    In stark contrast, USDA’s Food Safety Inspection Service (FSIS) which conducts meat inspection, has a horrible track record in NOT being able to trace back to the slaughter plant of origin where E.coli and Salmonella are deposited onto carcasses. Admittedly, some problems are encountered in this trace back task, such as the practice of mingling together meat from various sources when ground beef is produced. Granted. However, numerous management practices are available when testing meat which if implemented would greatly aid the task of public health professionals to identify the SOURCE of contamination. FSIS steadfastly resists such common sense practices, and feels immune from explaining its intractable opposition against identifying the SOURCE of contaminated meat & poultry.
    However, there are differences between the egg industry and the meat industry. The egg industry is made up of hundreds, if not thousands of egg producers. Althought the egg industry continues to weed out the smallest producers, America still enjoys a relative abundance of egg manufacturers. The meat industry is starkly different. The top 4 meat packers (Tyson, JBS-Swift, Cargill, & National Beef) slaughter 88% of our feedlot cattle. Some of these companies are multinational behemoths, accessing protein around the globe.
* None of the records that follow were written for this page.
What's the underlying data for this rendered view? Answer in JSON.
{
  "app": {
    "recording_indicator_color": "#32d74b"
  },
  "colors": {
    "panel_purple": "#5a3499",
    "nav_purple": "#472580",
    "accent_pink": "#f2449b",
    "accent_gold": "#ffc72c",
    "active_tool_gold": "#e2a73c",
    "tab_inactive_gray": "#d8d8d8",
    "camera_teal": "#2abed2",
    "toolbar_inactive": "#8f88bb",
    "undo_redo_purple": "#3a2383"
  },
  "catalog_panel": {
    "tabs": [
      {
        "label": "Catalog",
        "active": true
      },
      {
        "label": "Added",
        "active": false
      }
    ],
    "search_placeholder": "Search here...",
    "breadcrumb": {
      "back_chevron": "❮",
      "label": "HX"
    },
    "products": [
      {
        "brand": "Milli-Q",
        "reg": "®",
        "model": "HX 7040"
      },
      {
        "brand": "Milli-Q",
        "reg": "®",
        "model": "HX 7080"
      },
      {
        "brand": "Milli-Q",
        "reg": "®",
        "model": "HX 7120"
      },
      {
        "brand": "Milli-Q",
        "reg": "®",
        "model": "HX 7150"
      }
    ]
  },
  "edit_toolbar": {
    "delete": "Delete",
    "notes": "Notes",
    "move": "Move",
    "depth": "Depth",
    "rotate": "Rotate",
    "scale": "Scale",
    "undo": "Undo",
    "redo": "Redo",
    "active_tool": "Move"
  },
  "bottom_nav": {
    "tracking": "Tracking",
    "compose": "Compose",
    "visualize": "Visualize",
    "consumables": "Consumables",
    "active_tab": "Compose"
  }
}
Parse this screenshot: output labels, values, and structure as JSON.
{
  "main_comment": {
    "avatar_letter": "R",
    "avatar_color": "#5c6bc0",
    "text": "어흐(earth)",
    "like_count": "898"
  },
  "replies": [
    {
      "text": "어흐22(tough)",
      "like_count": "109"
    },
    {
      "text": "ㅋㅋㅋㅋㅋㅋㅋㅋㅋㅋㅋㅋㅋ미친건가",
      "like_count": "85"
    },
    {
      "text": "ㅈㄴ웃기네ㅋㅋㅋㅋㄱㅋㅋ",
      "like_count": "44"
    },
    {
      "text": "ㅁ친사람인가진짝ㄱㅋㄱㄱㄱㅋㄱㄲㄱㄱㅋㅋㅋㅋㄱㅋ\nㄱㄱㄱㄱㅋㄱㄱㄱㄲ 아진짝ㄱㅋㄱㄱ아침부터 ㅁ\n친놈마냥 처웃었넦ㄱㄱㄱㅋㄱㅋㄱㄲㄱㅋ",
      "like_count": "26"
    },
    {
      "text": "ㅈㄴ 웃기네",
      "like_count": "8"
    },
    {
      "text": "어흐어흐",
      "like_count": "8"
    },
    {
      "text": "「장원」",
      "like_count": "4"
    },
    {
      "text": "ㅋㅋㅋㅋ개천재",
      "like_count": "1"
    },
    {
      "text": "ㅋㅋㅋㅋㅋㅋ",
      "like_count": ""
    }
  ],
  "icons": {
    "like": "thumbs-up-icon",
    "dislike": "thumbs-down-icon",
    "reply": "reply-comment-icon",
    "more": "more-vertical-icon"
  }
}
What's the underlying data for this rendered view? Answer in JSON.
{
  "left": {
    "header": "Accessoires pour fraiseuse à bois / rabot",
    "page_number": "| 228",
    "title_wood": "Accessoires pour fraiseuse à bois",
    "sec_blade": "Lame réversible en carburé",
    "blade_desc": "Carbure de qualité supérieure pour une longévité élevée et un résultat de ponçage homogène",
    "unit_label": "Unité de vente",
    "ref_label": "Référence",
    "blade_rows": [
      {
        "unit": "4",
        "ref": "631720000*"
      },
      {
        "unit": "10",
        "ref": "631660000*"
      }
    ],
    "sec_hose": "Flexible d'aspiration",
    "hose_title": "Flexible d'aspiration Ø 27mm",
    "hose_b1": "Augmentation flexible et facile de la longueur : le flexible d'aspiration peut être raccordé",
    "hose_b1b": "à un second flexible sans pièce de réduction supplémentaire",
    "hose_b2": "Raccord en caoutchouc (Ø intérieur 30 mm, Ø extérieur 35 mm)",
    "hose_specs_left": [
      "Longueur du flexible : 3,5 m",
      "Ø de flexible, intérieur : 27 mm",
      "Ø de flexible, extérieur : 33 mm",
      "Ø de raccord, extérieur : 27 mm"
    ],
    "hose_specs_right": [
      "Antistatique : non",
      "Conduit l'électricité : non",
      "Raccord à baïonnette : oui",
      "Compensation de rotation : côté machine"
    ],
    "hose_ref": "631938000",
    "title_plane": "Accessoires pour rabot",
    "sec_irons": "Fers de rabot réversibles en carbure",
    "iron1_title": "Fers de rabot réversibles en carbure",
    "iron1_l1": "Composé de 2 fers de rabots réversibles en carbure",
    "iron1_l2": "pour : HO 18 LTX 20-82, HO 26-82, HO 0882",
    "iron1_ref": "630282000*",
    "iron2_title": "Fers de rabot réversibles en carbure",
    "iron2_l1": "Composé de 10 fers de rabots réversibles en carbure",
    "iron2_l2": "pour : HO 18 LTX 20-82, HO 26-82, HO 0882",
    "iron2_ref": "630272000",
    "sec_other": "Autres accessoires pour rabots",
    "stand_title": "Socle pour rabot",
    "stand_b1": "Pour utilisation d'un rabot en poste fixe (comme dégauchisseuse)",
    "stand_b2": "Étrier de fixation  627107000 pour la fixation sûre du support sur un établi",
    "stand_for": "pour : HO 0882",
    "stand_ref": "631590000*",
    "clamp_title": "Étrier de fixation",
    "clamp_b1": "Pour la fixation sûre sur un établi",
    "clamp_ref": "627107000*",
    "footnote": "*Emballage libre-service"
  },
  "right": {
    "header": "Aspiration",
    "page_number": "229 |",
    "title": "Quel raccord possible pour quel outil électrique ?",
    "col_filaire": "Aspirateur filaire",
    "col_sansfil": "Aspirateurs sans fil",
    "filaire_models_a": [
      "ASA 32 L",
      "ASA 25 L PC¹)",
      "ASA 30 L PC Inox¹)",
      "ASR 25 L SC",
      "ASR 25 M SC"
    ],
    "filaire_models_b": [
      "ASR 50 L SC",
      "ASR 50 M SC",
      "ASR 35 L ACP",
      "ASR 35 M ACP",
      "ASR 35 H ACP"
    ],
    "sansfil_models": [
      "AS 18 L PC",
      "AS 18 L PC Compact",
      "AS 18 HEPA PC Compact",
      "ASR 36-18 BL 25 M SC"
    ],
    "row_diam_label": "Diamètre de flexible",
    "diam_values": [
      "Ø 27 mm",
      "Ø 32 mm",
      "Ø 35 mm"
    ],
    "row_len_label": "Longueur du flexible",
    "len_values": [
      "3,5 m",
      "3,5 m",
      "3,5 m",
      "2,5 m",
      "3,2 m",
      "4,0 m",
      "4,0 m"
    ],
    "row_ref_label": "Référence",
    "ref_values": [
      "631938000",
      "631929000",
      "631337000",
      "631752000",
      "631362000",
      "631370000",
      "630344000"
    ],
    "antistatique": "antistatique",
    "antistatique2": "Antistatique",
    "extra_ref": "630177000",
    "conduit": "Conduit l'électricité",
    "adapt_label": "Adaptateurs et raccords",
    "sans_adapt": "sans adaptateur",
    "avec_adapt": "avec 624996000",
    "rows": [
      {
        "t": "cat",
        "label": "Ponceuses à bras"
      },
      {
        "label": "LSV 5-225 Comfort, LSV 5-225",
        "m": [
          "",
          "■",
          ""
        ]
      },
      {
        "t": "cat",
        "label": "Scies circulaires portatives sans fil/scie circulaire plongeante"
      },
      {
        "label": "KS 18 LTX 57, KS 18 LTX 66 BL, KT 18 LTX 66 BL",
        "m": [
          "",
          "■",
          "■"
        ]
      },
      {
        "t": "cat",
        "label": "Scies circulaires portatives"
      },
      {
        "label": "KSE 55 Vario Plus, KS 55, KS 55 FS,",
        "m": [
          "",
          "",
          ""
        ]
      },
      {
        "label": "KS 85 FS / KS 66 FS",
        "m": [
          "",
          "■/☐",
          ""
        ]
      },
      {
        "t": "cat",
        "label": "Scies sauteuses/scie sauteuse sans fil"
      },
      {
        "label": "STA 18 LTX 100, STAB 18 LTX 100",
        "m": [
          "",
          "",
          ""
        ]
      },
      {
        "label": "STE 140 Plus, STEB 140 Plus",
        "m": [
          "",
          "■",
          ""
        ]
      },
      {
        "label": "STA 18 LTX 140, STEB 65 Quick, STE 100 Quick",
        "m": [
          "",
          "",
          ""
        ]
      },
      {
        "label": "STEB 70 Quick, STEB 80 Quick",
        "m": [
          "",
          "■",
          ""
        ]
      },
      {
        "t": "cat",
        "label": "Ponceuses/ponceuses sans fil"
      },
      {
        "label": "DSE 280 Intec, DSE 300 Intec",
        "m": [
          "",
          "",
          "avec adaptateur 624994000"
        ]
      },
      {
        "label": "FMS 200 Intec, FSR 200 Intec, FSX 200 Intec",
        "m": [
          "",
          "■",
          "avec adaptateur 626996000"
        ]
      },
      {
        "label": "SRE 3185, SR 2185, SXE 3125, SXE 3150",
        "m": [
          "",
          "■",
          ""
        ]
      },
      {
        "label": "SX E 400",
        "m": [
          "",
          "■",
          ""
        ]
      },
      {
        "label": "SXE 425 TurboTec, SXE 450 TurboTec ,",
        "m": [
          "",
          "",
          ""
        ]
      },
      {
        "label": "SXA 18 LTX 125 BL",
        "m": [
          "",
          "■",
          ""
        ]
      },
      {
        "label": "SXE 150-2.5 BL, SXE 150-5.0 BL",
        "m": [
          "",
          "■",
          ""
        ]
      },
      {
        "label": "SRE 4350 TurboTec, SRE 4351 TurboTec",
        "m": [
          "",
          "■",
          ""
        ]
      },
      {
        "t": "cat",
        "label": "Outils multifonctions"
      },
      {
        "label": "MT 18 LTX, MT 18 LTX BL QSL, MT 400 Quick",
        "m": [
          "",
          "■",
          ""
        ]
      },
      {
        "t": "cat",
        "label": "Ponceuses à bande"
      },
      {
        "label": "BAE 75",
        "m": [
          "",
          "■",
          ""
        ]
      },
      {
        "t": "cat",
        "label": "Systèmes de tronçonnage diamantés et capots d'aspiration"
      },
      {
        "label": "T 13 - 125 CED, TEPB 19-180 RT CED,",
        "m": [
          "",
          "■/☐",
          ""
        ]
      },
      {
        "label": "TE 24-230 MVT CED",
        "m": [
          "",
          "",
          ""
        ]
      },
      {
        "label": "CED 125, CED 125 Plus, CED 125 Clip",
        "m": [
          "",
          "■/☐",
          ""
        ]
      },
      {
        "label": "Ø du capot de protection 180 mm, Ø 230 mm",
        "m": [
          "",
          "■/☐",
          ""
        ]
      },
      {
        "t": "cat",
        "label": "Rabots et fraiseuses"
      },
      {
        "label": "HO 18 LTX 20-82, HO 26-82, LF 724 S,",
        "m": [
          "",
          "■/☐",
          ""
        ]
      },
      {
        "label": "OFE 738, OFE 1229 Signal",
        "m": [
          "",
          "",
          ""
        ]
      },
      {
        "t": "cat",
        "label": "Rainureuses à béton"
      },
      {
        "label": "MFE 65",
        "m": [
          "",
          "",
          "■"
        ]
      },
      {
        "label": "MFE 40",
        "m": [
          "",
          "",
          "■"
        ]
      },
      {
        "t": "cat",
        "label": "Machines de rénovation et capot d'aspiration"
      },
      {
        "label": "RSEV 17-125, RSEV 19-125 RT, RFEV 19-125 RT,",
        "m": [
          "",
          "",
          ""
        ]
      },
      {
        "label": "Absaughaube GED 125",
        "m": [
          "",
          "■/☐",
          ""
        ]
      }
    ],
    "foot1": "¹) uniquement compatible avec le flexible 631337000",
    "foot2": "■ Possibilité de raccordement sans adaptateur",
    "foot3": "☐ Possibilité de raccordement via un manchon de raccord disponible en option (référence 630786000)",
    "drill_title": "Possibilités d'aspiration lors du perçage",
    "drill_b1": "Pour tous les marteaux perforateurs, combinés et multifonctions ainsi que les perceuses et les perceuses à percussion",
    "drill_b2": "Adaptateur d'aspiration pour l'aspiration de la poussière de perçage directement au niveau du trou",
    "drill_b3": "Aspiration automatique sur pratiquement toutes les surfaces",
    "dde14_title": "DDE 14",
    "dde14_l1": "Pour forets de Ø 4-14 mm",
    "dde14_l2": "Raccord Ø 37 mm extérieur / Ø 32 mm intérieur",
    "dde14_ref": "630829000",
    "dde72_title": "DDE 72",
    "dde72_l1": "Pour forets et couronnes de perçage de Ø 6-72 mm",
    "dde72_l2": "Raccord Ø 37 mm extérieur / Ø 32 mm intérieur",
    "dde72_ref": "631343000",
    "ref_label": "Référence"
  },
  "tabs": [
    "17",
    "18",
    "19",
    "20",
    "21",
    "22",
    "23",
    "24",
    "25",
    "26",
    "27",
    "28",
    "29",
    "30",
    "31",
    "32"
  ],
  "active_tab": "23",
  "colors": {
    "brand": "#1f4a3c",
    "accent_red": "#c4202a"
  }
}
The Big 4 have amassed considerable political clout, and have deep pockets enabling them to legally challenge FSIS if the agency were ever to attempt meaningful enforcement actions against the Big 4. Couple this scenario with the agency’s current method of deregulated meat non-inspection called HACCP, and one can readily understand why FSIS adroitly avoids trace backs to the Big 4 who constitute a formidable adversary.
    On March 10 of this year, FSIS held its first-ever public hearing on Tracebacks. Well, the agency was forced into the hearing for public relations purposes. After all, in December 2009 FDA conducted its own public hearing on Tracebacks. Why is this important? Because FDA inspectors visit plants as infrequently as once every few years, which was painfully exposed during the PCA recall of peanut butter. In stark relief, FSIS inspectors must be at every meat plant on a daily basis. Even though FDA inspectors infrequently visit plants, FDA has successfully traced back outbreaks to a single farm in California or Mexico, to peanut butter facilities, to individual egg farms, etc. Although FSIS inspectors are at every plant every day, the agency somehow lacks the expertise to trace back to individual slaughter plants which unwittingly contaminate carcasses with enteric bacteria. This is not an issue of FSIS inability to perform tracebacks to the SOURCE, but exposes the agency’s systemic UNWILLINGNESS to trace back to the source, which in the vast majority of cases is one of the Big 4 packers. FSIS is paralyzed with fear of litigation emanating from the Big 4. To prevent litigation, the agency hides its head in the sand at the downstream further processing plants, retail meat markets and restaurants where E.coli & Salmonella are detected. These downstream destination facilities are consistently charged with full liability for the presence of pathogens, insulating the SOURCE slaughter plants from accountability.
    The traceback public hearing hosted by FSIS this March 10 occurred a full TWELVE years after the Big 4 implemented their highly-heralded HACCP programs on January 26, 1998. Delaying their public discussion of tracebacks for 12 years reveals the agency’s abhorrence against the practice. USDA enjoys its current semi-retirement role at the Big 4, a comfort which would be challenged if the agency were forced to do tracebacks to the SOURCE. FSIS lacks the courage to Force the Source, but insteads Destroys the Destination.
    There is no Big 4 in eggs. Therefore, egg producers are the subject of unlimited investigative work by government health authorities. Therein lies the difference.
    John W. Munsell, Manager
    Foundation for Accountability in Regulatory Enforcement (FARE)
    Miles City, MT